To a greater or lesser degree, trouble seems to be present in most people’s lives from the very young on up.
Dealing with emotion and stress is often left to the individual and arriving at something that works can be a somewhat mysterious, lonely process.
But these coping skills can be taught and if that is done early an individual will become better at dealing with big emotions, recognising when others are experiencing emotional turbulence and freeing up their minds for learning.
Mental health awareness is in the school environment is vital – the parts of brains that are needed to be active to learn and engage with education get switched off when we are emotionally activated.
“Everyone – especially children – experiencing big emotions, distress, and other mental health symptoms can find it really challenging to master new knowledge. Having an awareness of mental health means creating spaces where people can be in the best possible position to learn and enjoy education,” says Asha Zappa the Mental Health Promotion and Program Manager with WayAhead.
Learning about mental health from a young age ensures that as kids grow up, they have an awareness of what they’re going through, and understanding and compassion toward others. It helps young people know when and how to seek help, either for themselves or others. It also helps kids grow into adults with helpful coping skills.
“Demystifying mental health goes a long way to dispelling stigma, both towards others and towards self.
“And there are a great many kids and young people who have a parent with a mental illness, so learning about mental health in the classroom can help these kids feel supported and understood when so often they feel isolated,” says Zappa.
Schools can make a small investment but reap big results in the mental health of the school body.
First, the Department of Education has created some great resources using WayAhead’s Mental Health Month information for schools, teachers, students, and communities, including daily action calendars.
Creating an action plan for your school that addresses not only mental health information but also mental health stigma can be a great way to embed practices and create schools that have a commitment to mental health.
Stigma can easily be challenged through things like changing the name of ‘crazy sock day’ to ‘silly sock day’ – making a conscious effort not to use language that stigmatises mental illness is important.
There are also free resources that can be helpful. Dan Siegel, for example, is a world leader in understanding children’s mental health, and his talks are informative and easy to understand.
Taking a trauma-informed approach can also make a difference, even for people who have not experienced trauma.
Blue Knot Foundation has a range of excellent free resources.
It’s beneficial to involve people with lived experience – any new program or action plan can be enhanced by engaging people with lived experience to help schools better understand their needs and how to make a safe, mentally health school.
Often mental health challenges can present as behavioural challenges, which can make it difficult to recognise. Keeping this in mind can help educators come from a place of understanding and compassion and help to give students the support they need.
The WayAhead Small Steps program can help educators recognise the ways that anxiety disorders can manifest in children and learn more about providing support.

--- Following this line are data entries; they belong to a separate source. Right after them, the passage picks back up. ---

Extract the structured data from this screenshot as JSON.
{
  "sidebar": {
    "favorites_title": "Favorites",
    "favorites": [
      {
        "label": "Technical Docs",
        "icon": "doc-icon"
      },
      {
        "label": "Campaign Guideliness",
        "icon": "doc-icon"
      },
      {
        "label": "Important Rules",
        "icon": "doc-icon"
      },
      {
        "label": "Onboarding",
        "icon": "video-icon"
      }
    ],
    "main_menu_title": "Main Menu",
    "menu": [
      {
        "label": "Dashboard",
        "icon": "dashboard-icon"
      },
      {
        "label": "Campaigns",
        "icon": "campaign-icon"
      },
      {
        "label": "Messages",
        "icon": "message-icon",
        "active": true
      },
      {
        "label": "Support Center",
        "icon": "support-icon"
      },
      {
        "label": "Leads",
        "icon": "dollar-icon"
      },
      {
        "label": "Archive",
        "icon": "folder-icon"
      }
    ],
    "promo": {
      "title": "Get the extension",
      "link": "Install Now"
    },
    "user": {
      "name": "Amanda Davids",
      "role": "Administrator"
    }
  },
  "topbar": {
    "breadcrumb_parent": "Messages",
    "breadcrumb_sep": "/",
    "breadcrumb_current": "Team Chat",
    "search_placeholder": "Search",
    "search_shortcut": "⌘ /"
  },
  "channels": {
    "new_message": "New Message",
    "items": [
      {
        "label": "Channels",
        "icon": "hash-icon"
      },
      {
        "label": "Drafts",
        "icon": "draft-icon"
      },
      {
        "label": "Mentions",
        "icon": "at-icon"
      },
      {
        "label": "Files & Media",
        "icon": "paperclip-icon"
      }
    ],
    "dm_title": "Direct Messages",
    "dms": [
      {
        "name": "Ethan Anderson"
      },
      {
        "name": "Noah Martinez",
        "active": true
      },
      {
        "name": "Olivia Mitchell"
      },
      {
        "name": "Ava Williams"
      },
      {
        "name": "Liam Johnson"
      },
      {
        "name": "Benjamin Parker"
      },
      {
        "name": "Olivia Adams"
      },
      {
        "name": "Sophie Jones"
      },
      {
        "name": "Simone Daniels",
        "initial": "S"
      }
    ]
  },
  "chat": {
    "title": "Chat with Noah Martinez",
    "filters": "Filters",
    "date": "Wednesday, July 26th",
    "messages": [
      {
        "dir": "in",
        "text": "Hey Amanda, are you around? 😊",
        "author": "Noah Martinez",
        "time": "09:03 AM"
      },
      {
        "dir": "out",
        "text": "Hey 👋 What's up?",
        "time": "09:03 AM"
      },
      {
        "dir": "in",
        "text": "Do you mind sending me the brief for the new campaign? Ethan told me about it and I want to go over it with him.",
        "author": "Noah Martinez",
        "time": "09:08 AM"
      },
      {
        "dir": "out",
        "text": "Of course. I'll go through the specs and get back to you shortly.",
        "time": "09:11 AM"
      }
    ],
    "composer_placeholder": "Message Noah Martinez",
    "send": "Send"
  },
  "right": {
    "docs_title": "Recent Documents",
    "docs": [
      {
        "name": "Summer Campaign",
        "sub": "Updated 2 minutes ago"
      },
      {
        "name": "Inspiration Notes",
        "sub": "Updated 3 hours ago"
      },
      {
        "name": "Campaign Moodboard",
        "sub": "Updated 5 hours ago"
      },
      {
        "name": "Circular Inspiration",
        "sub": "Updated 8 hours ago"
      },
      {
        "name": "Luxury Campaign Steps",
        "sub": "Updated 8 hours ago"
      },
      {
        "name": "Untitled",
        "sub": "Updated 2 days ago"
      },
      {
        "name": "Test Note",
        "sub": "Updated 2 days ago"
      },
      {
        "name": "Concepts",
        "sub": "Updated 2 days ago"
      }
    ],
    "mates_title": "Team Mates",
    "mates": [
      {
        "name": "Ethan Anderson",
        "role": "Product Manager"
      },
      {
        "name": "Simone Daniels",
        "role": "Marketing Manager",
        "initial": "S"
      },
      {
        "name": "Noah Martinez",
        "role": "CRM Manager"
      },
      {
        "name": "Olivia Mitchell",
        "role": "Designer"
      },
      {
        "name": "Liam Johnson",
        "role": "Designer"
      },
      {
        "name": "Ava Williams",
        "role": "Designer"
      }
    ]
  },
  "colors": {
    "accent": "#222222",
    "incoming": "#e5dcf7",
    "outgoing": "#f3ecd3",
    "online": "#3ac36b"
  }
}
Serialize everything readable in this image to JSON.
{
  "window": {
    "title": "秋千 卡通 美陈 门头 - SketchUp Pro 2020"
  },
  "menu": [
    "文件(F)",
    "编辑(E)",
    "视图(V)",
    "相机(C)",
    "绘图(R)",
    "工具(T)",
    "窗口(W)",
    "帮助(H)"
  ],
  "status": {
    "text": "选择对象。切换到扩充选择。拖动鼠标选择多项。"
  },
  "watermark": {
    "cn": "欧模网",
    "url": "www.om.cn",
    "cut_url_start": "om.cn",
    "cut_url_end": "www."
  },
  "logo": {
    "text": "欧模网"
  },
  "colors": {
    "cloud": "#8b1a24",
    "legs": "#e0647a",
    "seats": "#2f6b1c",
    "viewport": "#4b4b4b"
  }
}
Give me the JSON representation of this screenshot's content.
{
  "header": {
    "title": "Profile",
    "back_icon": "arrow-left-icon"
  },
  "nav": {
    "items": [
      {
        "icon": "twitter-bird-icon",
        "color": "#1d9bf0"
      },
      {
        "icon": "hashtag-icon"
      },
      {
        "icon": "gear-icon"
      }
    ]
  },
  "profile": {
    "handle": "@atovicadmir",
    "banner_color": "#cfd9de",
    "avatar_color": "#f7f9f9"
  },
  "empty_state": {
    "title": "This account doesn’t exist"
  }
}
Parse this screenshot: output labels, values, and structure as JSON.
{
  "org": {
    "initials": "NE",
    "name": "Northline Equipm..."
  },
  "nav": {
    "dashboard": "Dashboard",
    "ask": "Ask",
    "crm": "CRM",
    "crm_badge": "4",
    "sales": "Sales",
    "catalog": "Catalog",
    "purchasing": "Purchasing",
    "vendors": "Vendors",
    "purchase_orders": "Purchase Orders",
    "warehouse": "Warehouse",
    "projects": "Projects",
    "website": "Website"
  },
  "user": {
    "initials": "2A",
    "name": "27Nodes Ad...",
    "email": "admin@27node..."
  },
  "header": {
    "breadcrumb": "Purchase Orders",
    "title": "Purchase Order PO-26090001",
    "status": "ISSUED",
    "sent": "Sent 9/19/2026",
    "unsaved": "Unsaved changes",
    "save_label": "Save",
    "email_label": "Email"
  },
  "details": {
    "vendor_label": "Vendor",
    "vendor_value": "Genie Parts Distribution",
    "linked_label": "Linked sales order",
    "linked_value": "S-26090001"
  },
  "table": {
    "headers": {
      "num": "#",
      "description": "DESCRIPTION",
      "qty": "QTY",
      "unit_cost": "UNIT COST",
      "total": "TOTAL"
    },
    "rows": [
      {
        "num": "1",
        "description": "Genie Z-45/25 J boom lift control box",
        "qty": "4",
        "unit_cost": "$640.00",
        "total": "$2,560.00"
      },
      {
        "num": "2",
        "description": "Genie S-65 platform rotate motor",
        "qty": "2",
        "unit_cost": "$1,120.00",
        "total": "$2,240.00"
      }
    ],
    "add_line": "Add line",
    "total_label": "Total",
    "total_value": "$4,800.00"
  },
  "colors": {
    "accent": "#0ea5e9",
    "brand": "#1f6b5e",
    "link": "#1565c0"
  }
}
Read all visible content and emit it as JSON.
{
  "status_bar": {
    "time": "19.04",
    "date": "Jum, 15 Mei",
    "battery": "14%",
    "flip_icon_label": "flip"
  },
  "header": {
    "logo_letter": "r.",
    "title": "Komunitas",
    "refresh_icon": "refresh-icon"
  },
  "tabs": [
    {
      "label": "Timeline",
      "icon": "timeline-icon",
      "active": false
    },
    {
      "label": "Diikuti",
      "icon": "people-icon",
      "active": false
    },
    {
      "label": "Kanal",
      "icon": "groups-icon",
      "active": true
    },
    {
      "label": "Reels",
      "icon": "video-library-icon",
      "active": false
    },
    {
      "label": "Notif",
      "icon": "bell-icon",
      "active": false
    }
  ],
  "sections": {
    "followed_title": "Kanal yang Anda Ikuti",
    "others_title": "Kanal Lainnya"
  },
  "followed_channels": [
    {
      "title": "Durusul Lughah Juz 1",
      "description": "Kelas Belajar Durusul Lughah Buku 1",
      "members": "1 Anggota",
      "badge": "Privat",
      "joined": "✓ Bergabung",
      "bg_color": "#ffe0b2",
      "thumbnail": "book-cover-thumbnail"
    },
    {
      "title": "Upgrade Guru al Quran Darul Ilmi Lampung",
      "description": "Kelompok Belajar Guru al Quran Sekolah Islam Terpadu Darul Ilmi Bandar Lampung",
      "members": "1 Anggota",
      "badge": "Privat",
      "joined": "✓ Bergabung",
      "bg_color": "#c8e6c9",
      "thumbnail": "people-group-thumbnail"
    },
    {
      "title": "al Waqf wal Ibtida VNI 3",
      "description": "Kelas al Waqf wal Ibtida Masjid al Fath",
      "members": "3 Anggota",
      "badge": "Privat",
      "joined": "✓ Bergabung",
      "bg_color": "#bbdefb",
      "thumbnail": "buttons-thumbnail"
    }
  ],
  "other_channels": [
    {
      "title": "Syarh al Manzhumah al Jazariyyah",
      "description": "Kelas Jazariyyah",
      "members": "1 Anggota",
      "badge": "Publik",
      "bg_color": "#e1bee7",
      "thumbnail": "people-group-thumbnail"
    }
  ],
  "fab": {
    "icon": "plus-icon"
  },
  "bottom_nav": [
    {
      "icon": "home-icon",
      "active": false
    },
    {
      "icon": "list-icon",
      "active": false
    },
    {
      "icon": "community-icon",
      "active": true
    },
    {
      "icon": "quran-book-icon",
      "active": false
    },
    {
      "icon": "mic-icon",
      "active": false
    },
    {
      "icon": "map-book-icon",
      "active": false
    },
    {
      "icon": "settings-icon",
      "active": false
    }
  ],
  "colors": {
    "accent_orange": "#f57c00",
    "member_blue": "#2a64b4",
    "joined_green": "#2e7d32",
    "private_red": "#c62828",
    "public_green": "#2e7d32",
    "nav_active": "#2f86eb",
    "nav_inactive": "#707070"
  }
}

“If a student is facing challenges, creating a village of support around them, using school counsellors and available departmental resources, not only helps the student, but can help educators too,” says Zappa.
How Educators can Support Mental Health in Their Workplace
Challenge the stigma! WayAhead has an ‘Ally Pack’ co-created by people with lived experience that can really help people learn more about being a mental health ally.
Consciously making mental health a priority, not just in the classroom but in the whole school community, can help to reduce that stigma we know exists.
Originally published as Mental Health Education Should Start Young on https://www.educationtoday.com.au/